• What is being asked
Excluding pictures, give the entries again exactly as they appear.

*** Opening Data for analysis ***

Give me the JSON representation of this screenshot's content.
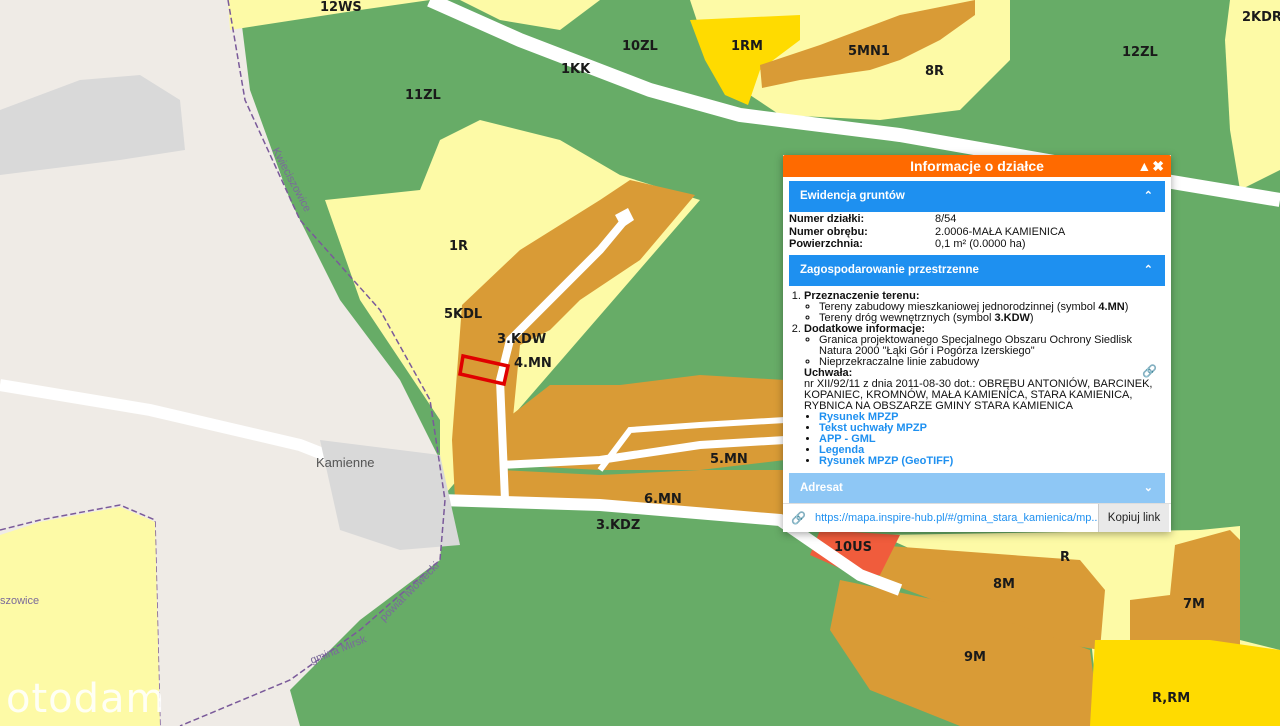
{
  "map": {
    "zone_labels": {
      "z12ws": "12WS",
      "z10zl": "10ZL",
      "z1rm": "1RM",
      "z5mn1": "5MN1",
      "z12zl": "12ZL",
      "z2kdr": "2KDR",
      "z1kk": "1KK",
      "z8r_top": "8R",
      "z11zl": "11ZL",
      "z1r": "1R",
      "z5kdl": "5KDL",
      "z3kdw": "3.KDW",
      "z4mn": "4.MN",
      "z5mn": "5.MN",
      "z6mn": "6.MN",
      "z3kdz": "3.KDZ",
      "z10us": "10US",
      "zr": "R",
      "z8m": "8M",
      "z7m": "7M",
      "z9m": "9M",
      "zrrm": "R,RM"
    },
    "place_labels": {
      "kamienne": "Kamienne",
      "kwieciszowice": "Kwieciszowice",
      "kwieciszowice_cut": "szowice",
      "gmina": "gmina Mirsk",
      "powiat": "powiat lwówecki"
    },
    "colors": {
      "forest": "#67ac67",
      "agri": "#fdfaa6",
      "built": "#d99b36",
      "orange": "#ffdb00",
      "service": "#f05c3c",
      "background": "#efebe6",
      "parcel": "#e00000"
    }
  },
  "panel": {
    "title": "Informacje o działce",
    "ewidencja": {
      "title": "Ewidencja gruntów",
      "rows": [
        {
          "key": "Numer działki:",
          "value": "8/54"
        },
        {
          "key": "Numer obrębu:",
          "value": "2.0006-MAŁA KAMIENICA"
        },
        {
          "key": "Powierzchnia:",
          "value": "0,1 m² (0.0000 ha)"
        }
      ]
    },
    "zagospodarowanie": {
      "title": "Zagospodarowanie przestrzenne",
      "przeznaczenie_title": "Przeznaczenie terenu:",
      "przeznaczenie_1": "Tereny zabudowy mieszkaniowej jednorodzinnej (symbol ",
      "przeznaczenie_1_symbol": "4.MN",
      "przeznaczenie_1_end": ")",
      "przeznaczenie_2": "Tereny dróg wewnętrznych (symbol ",
      "przeznaczenie_2_symbol": "3.KDW",
      "przeznaczenie_2_end": ")",
      "dodatkowe_title": "Dodatkowe informacje:",
      "dodatkowe_1": "Granica projektowanego Specjalnego Obszaru Ochrony Siedlisk Natura 2000 \"Łąki Gór i Pogórza Izerskiego\"",
      "dodatkowe_2": "Nieprzekraczalne linie zabudowy",
      "uchwala_title": "Uchwała:",
      "uchwala_text": "nr XII/92/11 z dnia 2011-08-30 dot.: OBRĘBU ANTONIÓW, BARCINEK, KOPANIEC, KROMNÓW, MAŁA KAMIENICA, STARA KAMIENICA, RYBNICA NA OBSZARZE GMINY STARA KAMIENICA",
      "links": [
        "Rysunek MPZP",
        "Tekst uchwały MPZP",
        "APP - GML",
        "Legenda",
        "Rysunek MPZP (GeoTIFF)"
      ]
    },
    "adresat": {
      "title": "Adresat"
    },
    "url": "https://mapa.inspire-hub.pl/#/gmina_stara_kamienica/mp...",
    "copy_label": "Kopiuj link"
  },
  "watermark": "otodam"
}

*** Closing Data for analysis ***

• Solution to this task
Give me the JSON representation of this screenshot's content.
{
  "map": {
    "zone_labels": {
      "z12ws": "12WS",
      "z10zl": "10ZL",
      "z1rm": "1RM",
      "z5mn1": "5MN1",
      "z12zl": "12ZL",
      "z2kdr": "2KDR",
      "z1kk": "1KK",
      "z8r_top": "8R",
      "z11zl": "11ZL",
      "z1r": "1R",
      "z5kdl": "5KDL",
      "z3kdw": "3.KDW",
      "z4mn": "4.MN",
      "z5mn": "5.MN",
      "z6mn": "6.MN",
      "z3kdz": "3.KDZ",
      "z10us": "10US",
      "zr": "R",
      "z8m": "8M",
      "z7m": "7M",
      "z9m": "9M",
      "zrrm": "R,RM"
    },
    "place_labels": {
      "kamienne": "Kamienne",
      "kwieciszowice": "Kwieciszowice",
      "kwieciszowice_cut": "szowice",
      "gmina": "gmina Mirsk",
      "powiat": "powiat lwówecki"
    },
    "colors": {
      "forest": "#67ac67",
      "agri": "#fdfaa6",
      "built": "#d99b36",
      "orange": "#ffdb00",
      "service": "#f05c3c",
      "background": "#efebe6",
      "parcel": "#e00000"
    }
  },
  "panel": {
    "title": "Informacje o działce",
    "ewidencja": {
      "title": "Ewidencja gruntów",
      "rows": [
        {
          "key": "Numer działki:",
          "value": "8/54"
        },
        {
          "key": "Numer obrębu:",
          "value": "2.0006-MAŁA KAMIENICA"
        },
        {
          "key": "Powierzchnia:",
          "value": "0,1 m² (0.0000 ha)"
        }
      ]
    },
    "zagospodarowanie": {
      "title": "Zagospodarowanie przestrzenne",
      "przeznaczenie_title": "Przeznaczenie terenu:",
      "przeznaczenie_1": "Tereny zabudowy mieszkaniowej jednorodzinnej (symbol ",
      "przeznaczenie_1_symbol": "4.MN",
      "przeznaczenie_1_end": ")",
      "przeznaczenie_2": "Tereny dróg wewnętrznych (symbol ",
      "przeznaczenie_2_symbol": "3.KDW",
      "przeznaczenie_2_end": ")",
      "dodatkowe_title": "Dodatkowe informacje:",
      "dodatkowe_1": "Granica projektowanego Specjalnego Obszaru Ochrony Siedlisk Natura 2000 \"Łąki Gór i Pogórza Izerskiego\"",
      "dodatkowe_2": "Nieprzekraczalne linie zabudowy",
      "uchwala_title": "Uchwała:",
      "uchwala_text": "nr XII/92/11 z dnia 2011-08-30 dot.: OBRĘBU ANTONIÓW, BARCINEK, KOPANIEC, KROMNÓW, MAŁA KAMIENICA, STARA KAMIENICA, RYBNICA NA OBSZARZE GMINY STARA KAMIENICA",
      "links": [
        "Rysunek MPZP",
        "Tekst uchwały MPZP",
        "APP - GML",
        "Legenda",
        "Rysunek MPZP (GeoTIFF)"
      ]
    },
    "adresat": {
      "title": "Adresat"
    },
    "url": "https://mapa.inspire-hub.pl/#/gmina_stara_kamienica/mp...",
    "copy_label": "Kopiuj link"
  },
  "watermark": "otodam"
}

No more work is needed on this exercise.